_PROBLEM DETAILS_
Where does "heading" occur in the listing? Copy every line that holds it.

_INPUT DATA_
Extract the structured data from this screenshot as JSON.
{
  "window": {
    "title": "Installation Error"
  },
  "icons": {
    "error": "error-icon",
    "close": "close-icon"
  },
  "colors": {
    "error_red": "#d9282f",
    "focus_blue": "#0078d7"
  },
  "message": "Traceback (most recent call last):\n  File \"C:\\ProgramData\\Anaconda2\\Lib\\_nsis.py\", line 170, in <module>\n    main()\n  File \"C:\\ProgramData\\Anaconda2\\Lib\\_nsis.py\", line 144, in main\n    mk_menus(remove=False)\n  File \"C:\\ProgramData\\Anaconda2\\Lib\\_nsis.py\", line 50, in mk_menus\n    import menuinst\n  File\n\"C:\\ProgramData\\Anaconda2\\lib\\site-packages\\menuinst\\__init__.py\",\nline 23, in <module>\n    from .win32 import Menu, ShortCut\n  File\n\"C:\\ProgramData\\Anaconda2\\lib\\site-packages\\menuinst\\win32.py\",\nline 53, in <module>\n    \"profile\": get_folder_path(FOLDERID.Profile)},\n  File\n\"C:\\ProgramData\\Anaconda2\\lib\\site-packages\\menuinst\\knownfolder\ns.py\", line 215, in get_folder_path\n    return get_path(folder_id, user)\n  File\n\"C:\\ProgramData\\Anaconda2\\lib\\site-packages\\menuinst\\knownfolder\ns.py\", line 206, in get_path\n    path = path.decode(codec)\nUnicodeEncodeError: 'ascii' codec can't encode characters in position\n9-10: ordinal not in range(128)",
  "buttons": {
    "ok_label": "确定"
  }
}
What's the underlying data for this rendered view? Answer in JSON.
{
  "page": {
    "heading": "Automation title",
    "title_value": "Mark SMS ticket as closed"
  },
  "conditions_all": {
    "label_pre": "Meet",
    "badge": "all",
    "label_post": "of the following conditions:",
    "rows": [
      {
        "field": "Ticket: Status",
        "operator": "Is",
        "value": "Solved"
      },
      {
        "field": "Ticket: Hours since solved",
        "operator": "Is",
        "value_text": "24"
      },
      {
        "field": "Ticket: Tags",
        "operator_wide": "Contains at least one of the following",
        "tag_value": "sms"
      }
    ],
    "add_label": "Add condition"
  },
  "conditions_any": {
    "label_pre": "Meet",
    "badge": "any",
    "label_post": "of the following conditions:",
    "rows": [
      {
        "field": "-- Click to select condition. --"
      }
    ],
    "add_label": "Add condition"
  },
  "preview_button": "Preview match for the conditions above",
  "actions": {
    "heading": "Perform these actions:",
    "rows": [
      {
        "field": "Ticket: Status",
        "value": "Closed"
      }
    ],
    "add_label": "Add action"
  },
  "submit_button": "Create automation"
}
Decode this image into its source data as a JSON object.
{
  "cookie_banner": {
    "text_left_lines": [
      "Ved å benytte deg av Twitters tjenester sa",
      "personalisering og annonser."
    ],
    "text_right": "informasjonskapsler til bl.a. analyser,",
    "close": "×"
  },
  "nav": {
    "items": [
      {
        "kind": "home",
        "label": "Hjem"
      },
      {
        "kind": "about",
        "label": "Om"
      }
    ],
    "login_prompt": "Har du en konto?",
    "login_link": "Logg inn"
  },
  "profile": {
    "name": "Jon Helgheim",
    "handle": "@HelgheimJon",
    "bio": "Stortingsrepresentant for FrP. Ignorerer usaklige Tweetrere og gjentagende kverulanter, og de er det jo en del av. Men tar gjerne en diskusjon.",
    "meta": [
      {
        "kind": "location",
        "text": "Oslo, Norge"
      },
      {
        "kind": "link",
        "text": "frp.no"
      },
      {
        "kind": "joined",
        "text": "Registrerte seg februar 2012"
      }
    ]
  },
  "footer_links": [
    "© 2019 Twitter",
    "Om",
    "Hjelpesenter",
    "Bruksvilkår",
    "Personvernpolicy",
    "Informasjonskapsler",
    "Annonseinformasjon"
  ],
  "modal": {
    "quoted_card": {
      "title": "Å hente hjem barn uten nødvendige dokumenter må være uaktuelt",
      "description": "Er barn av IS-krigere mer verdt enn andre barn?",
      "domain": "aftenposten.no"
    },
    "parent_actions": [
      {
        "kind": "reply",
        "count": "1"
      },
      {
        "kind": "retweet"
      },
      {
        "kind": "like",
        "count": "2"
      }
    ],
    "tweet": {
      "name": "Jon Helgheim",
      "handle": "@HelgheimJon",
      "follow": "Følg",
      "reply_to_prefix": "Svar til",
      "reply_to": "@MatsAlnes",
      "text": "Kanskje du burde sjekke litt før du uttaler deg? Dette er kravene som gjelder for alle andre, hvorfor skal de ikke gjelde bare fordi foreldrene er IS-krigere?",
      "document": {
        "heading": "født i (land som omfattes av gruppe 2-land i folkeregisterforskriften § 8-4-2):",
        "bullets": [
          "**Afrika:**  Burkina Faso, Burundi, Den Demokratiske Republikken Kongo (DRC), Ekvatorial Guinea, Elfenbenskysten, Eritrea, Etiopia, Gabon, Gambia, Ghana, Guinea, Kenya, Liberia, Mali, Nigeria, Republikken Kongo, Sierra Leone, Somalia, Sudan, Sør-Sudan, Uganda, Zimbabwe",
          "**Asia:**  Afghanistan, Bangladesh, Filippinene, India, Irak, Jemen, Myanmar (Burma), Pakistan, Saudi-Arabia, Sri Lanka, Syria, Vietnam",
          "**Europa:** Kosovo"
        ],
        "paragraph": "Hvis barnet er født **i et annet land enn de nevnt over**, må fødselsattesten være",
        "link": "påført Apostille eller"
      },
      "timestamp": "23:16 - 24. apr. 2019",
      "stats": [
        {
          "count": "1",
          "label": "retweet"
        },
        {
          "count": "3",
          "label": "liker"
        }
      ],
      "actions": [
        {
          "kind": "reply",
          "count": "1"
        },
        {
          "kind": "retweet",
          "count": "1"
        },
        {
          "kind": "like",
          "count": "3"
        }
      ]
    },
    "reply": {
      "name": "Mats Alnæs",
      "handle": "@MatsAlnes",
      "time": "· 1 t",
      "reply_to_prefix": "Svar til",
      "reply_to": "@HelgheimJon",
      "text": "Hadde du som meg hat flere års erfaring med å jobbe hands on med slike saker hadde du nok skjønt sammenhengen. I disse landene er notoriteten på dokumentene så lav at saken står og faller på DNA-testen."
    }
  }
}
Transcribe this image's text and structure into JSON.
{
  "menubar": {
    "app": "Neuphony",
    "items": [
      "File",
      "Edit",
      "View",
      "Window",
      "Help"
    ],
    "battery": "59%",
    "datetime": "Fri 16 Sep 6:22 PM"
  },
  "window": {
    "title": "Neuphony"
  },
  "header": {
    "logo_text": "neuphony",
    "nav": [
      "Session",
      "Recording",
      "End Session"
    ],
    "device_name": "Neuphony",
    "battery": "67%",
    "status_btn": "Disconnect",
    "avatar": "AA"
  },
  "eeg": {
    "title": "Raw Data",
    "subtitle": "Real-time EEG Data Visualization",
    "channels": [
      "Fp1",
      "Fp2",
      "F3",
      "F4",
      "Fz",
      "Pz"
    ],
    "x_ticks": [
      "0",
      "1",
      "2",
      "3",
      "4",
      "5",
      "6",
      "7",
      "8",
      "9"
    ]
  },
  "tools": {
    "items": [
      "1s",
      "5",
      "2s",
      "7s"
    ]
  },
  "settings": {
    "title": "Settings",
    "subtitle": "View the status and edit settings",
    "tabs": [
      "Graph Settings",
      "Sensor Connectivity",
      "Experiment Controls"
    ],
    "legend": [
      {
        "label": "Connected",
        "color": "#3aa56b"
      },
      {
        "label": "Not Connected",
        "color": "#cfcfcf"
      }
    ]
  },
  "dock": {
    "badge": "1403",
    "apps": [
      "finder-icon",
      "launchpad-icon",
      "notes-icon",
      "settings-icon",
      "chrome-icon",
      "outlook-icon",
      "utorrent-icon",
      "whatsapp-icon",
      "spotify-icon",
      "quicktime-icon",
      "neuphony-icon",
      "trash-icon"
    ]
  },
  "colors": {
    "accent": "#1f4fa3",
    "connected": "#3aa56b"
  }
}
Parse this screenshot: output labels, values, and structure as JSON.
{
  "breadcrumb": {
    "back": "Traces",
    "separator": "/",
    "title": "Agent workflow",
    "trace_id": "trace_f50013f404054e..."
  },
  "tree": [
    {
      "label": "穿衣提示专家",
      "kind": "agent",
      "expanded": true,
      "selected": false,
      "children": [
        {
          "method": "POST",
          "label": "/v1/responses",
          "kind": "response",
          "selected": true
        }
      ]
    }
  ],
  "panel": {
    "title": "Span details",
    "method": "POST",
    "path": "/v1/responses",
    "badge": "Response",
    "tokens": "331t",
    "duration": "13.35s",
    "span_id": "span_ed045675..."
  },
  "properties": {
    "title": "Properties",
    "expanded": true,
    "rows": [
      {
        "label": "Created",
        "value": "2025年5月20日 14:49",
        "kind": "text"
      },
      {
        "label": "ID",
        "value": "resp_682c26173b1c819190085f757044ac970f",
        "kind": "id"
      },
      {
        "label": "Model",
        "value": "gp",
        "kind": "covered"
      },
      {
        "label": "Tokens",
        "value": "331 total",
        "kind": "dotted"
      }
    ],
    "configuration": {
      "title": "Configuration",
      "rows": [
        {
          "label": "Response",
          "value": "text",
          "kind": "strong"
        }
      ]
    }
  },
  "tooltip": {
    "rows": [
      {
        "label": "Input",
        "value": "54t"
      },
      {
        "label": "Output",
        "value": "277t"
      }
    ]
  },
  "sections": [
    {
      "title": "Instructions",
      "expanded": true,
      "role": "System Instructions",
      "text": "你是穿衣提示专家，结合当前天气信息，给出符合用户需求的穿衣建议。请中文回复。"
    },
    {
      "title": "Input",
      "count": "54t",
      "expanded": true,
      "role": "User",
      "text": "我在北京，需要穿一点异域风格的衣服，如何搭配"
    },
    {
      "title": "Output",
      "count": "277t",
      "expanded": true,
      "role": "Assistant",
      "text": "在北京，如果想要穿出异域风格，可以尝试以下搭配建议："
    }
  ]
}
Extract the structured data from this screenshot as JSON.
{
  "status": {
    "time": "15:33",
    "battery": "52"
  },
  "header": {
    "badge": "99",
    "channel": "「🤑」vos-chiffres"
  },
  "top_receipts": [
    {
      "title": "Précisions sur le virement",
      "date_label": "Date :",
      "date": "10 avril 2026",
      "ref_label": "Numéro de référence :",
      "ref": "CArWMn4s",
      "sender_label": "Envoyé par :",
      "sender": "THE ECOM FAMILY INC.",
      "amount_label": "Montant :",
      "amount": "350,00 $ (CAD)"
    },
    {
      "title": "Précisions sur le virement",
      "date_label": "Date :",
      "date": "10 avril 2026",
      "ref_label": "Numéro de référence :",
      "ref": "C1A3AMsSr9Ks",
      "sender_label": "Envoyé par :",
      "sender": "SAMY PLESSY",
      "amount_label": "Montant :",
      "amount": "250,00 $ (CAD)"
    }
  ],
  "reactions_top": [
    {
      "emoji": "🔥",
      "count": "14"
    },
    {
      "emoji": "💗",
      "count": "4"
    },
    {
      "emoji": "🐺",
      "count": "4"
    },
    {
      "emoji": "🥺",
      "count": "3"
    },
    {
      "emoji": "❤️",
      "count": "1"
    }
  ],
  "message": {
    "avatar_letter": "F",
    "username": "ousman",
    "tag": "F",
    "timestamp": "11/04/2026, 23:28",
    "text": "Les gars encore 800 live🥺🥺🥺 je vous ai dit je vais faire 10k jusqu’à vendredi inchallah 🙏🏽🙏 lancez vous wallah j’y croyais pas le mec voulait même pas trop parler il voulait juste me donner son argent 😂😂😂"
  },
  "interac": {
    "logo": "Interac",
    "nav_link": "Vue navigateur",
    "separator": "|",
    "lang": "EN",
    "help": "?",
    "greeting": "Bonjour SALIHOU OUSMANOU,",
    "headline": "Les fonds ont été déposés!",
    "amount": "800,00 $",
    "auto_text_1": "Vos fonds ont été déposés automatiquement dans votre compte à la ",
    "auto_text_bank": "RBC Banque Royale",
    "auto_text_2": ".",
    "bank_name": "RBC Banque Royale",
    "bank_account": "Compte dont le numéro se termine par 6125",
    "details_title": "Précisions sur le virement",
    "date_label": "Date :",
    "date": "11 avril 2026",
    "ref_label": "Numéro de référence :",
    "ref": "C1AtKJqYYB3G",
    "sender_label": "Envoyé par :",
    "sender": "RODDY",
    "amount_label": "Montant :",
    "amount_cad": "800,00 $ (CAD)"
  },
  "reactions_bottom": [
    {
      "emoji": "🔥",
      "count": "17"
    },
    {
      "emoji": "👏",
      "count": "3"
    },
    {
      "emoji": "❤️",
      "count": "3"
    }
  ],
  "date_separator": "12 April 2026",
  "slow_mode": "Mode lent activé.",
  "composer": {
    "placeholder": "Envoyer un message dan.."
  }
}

_RESPONSE BOX_
    "heading": "Automation title",
    "heading": "Perform these actions:",
        "heading": "født i (land som omfattes av gruppe 2-land i folkeregisterforskriften § 8-4-2):",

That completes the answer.